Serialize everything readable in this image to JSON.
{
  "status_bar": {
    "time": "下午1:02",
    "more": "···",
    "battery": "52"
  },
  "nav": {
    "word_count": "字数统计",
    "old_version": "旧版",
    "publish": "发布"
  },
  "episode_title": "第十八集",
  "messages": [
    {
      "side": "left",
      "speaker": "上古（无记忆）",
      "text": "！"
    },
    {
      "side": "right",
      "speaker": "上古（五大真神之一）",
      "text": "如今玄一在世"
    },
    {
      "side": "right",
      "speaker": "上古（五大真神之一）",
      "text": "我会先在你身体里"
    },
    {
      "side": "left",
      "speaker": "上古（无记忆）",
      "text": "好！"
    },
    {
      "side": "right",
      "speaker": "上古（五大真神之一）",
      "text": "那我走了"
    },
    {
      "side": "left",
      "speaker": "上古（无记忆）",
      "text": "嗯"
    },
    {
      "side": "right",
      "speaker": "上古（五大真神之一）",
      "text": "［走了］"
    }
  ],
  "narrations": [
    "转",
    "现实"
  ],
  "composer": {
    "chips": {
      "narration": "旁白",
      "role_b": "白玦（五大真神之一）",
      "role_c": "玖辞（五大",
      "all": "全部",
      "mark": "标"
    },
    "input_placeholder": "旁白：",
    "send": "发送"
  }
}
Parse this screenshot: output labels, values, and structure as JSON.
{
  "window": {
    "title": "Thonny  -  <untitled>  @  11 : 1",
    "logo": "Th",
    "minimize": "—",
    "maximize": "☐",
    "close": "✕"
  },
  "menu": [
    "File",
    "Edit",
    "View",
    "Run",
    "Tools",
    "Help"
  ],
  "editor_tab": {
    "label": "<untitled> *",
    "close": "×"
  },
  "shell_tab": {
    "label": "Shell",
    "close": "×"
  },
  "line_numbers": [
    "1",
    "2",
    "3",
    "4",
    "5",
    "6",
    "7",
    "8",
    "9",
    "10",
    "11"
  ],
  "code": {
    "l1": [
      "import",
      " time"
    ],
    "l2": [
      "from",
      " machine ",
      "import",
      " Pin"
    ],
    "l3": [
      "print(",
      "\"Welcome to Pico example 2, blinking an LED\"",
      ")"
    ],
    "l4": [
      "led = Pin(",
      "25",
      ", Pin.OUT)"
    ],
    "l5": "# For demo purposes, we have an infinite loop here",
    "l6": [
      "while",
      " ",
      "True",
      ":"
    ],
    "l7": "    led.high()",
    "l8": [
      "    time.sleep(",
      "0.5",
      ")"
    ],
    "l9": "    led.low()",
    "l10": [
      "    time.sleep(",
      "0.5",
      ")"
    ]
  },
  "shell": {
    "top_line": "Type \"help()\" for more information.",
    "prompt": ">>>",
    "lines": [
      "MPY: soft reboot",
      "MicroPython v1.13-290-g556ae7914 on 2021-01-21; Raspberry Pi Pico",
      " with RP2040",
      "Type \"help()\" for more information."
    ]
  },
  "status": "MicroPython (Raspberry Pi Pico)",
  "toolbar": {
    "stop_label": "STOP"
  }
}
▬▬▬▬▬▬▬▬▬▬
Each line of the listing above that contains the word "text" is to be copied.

Reply to the exercise>
      "text": "！"
      "text": "如今玄一在世"
      "text": "我会先在你身体里"
      "text": "好！"
      "text": "那我走了"
      "text": "嗯"
      "text": "［走了］"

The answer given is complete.